Lachlan - Garden-Facing Bedroom
Situated on the second floor with views of the garden, this bedroom has a double bed with pine furniture and a large luxurious bathroom reminiscent of days gone by with a bath and shower overhead.
The Lachlan Bedroom - more information
Lochlann – sea loch land (a general Gaelic term for Scandinavia)
Take the B8000 coast road southwards – on the eastern shore of Loch Fyne – and you’ll come to Lachlan Bay and the 15th century Castle Lachlan, ancestral home of the Clan Lachlan, yet another Scottish tribe with a turbulent history. Even though they were allied by marriage to the Lamonts and the Campbells (it’s called keeping your options open), having a foothold in both these argumentative camps didn’t seem to benefit them.

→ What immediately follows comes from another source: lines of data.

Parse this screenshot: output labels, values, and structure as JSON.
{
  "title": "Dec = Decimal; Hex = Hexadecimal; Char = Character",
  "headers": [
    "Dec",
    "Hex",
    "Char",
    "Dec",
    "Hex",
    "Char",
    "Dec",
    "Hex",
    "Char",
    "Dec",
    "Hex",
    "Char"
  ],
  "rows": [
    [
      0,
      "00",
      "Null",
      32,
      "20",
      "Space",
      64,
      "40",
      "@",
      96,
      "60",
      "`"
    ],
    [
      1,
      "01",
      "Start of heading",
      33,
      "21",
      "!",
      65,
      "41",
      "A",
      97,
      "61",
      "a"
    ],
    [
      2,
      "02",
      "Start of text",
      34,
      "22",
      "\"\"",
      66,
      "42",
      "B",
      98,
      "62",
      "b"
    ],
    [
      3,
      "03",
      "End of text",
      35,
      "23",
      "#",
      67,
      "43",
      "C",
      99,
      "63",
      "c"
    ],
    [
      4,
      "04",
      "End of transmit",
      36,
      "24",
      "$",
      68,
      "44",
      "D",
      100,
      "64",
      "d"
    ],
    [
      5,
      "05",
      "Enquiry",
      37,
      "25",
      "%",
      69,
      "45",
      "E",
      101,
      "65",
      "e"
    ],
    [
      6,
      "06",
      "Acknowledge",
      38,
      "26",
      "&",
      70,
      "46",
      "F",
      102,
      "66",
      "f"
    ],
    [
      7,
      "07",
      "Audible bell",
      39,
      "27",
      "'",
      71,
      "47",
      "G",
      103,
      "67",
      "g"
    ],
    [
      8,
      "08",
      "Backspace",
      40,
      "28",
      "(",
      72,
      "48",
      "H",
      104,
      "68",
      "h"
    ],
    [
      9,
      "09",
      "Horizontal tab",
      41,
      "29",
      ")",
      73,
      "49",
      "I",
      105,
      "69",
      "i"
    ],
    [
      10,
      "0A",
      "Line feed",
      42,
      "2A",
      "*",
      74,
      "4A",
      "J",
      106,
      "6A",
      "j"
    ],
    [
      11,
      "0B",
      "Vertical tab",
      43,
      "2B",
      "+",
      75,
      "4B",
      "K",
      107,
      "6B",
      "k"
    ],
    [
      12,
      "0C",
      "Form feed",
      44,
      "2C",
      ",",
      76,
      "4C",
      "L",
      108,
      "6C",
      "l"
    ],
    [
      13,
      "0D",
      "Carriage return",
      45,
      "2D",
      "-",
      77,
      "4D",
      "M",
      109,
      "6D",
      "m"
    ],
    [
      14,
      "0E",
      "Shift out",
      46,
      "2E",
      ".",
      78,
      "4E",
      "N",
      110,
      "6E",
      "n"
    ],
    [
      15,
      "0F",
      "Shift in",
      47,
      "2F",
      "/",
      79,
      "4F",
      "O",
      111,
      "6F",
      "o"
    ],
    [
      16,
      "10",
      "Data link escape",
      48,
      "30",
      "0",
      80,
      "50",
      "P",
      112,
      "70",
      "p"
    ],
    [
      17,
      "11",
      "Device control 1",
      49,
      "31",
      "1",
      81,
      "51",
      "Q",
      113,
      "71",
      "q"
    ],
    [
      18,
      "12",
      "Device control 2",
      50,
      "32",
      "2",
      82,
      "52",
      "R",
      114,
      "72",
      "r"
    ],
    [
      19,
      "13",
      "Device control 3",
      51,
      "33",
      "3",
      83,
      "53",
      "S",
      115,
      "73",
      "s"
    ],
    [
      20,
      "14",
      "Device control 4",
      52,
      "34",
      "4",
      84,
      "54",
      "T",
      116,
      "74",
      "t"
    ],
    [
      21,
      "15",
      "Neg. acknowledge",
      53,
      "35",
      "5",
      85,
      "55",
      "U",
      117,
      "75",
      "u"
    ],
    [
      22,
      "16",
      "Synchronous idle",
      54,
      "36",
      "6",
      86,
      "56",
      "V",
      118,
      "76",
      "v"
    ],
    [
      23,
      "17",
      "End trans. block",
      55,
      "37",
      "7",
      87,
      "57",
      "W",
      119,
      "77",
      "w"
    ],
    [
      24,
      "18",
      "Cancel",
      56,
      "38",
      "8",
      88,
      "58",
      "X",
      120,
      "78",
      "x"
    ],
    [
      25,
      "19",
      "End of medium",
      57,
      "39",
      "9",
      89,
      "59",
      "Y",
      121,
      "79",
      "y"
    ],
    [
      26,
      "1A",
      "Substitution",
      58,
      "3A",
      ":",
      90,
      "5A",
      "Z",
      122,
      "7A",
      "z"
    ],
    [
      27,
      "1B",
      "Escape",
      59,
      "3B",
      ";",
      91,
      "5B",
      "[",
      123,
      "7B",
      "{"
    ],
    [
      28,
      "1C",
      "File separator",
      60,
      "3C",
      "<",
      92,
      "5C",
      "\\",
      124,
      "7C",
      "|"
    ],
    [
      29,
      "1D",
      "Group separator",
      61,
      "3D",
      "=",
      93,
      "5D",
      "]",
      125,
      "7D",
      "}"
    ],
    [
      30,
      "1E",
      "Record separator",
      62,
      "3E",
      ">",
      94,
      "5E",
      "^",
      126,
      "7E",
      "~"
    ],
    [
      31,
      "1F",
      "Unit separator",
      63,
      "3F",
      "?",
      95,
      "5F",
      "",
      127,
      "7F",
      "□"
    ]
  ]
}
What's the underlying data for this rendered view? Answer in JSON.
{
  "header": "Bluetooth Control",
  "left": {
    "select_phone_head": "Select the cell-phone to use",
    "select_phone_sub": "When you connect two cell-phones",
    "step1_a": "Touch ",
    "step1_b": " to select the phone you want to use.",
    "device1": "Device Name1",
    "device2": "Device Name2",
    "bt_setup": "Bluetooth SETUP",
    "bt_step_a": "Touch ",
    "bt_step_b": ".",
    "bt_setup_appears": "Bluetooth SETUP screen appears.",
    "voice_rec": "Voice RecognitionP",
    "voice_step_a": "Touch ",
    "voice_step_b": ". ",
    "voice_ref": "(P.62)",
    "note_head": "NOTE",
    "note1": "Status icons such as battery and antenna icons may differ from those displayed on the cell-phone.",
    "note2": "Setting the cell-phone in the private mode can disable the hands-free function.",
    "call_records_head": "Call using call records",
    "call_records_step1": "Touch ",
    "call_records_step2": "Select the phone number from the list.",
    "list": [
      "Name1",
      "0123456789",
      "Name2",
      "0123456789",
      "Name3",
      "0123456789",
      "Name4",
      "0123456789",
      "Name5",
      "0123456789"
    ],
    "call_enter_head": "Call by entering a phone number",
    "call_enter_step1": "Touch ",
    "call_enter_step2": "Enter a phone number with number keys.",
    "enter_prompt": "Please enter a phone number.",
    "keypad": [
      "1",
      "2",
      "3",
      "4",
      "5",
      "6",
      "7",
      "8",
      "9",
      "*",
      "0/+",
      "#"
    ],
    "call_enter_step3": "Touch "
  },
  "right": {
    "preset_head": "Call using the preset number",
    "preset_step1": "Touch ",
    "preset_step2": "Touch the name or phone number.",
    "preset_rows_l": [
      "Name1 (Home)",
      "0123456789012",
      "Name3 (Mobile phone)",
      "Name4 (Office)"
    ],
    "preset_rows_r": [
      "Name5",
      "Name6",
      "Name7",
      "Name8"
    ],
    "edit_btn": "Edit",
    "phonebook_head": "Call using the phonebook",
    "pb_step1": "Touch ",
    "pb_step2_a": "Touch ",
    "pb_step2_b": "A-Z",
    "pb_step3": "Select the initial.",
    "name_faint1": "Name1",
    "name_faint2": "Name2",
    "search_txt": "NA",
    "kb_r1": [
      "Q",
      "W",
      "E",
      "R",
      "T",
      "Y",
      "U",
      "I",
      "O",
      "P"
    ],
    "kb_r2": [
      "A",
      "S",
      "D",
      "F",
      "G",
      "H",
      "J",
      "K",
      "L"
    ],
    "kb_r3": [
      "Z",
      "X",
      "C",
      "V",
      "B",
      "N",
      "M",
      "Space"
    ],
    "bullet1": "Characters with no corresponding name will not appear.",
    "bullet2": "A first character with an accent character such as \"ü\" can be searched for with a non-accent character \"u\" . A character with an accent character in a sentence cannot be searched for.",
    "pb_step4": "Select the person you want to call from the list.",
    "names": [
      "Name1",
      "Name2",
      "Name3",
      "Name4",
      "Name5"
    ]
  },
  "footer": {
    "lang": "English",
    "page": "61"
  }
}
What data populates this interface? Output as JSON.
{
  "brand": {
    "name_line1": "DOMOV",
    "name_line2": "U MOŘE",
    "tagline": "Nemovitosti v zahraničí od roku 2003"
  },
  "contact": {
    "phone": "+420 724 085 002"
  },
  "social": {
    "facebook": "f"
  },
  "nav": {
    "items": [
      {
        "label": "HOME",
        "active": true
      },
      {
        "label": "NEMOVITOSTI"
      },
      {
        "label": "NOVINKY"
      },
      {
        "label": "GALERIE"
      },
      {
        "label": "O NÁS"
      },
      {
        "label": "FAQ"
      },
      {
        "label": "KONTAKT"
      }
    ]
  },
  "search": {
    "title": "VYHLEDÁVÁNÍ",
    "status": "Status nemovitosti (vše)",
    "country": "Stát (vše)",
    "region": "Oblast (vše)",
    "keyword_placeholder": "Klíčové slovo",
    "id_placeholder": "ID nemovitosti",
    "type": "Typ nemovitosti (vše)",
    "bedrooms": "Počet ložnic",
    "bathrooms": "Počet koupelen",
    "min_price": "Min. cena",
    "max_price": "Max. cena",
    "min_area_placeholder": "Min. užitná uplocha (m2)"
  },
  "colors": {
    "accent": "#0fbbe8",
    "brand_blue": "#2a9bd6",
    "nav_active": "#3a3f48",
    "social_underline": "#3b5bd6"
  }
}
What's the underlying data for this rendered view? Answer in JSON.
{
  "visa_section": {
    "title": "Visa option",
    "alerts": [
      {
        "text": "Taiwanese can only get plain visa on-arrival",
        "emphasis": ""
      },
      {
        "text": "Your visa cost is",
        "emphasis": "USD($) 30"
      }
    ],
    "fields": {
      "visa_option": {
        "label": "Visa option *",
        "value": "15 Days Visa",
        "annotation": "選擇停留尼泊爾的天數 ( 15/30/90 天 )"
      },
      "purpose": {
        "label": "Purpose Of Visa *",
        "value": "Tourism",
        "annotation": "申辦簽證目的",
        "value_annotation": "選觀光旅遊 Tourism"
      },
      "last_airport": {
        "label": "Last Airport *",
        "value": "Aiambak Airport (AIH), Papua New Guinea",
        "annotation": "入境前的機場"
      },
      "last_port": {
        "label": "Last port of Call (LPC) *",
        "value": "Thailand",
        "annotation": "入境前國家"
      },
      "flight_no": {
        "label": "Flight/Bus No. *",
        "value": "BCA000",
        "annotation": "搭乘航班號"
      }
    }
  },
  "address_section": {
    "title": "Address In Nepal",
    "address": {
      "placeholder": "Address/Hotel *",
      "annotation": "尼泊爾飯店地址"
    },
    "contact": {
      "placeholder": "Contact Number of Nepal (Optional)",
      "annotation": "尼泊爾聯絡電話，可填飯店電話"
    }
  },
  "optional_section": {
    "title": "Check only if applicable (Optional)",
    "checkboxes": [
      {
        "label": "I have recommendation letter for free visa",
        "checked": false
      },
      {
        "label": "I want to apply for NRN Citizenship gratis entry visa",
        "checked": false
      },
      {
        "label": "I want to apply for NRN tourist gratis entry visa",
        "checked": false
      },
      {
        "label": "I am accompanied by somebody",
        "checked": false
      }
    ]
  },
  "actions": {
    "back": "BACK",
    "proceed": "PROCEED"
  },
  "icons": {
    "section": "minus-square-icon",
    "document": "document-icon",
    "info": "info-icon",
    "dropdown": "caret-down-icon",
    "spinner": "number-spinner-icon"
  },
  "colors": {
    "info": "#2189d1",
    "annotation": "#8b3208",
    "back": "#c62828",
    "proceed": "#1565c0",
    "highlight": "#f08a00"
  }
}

Nor did their clan motto fortis et fidus meaning brave and loyal. In 1646, the Reverend Colin Maclachlan took part in the butchery of the Lamonts at Dunoon (and you thought the local parson was supposed to be peace-loving and tolerant?). In 1715 and again in 1745, when the Lachlans supported the Jacobite cause, the castle was occupied on both occasions by Campbell Militiamen under the Campbell Captain of Dunoon. And when the Lachlan Clan Chief died as a result of his wounds at the battle of Culloden in 1746, a ship was sent to Loch Fyne to blast his castle to ruins.
From the outside, the castle looks like a simple keep arrangement but is, in fact, quite different from most other castles of the West Coast. The accommodation is first protected by a curtain wall, and then divided into two by a narrow open court from which a gallery gave access to both sides and to the floors above. One of the best views is from Invercottage but, for a closer look, the ruins can be reached via the footbridge. Stout footwear is recommended for this lovely walk.
Travel north from here to Strachur and Inveraray. Or southwards towards Otter Ferry. This rocky coastline was often the haunt of smugglers, and in the 18th and 19th centuries, such contraband as salt, tea, rum and brandy were sneaked ashore. Watch out for seals who often pop their heads out of the water to see what the visitors are doing. Drive over the Bealachandrain pass (part of an old drovers’ road) renowned for its stunning views across Loch Fyne to the Kintyre Peninsula and, on a clear day, to the mountains of Jura. Or continue south to Portavadie and Tighnabruaich (say Tee–na-brew-ah).